*What to do:*
Check the records below line by line. Give the count of lines with "kind", and nothing else.

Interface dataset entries
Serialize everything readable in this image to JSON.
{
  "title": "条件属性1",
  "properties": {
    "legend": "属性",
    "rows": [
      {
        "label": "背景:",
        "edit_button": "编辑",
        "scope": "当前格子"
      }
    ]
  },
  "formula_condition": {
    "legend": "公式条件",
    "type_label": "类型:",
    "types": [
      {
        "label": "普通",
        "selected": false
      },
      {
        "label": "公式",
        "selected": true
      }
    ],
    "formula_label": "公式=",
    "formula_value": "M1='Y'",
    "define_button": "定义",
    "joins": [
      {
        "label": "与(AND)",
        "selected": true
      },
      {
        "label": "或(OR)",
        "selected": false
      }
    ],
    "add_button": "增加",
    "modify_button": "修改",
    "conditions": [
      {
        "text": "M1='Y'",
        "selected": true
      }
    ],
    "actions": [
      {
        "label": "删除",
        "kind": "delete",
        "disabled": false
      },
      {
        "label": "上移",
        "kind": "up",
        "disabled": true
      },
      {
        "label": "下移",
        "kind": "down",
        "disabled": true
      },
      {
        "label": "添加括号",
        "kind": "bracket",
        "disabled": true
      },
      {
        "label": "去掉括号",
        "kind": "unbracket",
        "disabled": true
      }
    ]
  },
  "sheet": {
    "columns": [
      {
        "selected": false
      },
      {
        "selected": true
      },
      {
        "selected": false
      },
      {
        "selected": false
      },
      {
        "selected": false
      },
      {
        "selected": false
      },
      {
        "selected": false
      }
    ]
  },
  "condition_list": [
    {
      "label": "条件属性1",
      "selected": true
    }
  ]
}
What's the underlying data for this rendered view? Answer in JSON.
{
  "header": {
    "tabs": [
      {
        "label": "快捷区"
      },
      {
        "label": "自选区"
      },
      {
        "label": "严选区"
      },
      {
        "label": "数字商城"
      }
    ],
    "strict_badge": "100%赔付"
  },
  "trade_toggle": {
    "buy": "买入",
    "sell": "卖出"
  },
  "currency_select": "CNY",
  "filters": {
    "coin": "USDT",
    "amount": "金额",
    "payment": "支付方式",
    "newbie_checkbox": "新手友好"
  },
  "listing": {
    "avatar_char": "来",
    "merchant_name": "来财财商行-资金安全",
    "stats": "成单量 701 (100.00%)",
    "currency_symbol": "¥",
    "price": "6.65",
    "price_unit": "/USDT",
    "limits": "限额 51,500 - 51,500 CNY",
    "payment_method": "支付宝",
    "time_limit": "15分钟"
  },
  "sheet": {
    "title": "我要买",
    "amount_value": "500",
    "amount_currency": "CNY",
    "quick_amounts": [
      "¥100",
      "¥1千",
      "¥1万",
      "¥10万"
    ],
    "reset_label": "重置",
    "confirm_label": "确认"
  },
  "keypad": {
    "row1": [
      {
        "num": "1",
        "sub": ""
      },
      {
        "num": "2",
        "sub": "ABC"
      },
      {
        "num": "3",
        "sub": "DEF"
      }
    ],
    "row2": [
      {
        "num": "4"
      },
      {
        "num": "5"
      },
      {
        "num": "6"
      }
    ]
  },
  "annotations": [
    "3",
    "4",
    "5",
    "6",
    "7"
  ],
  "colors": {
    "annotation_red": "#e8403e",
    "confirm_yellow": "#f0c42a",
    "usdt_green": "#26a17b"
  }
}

*Answer box:*
5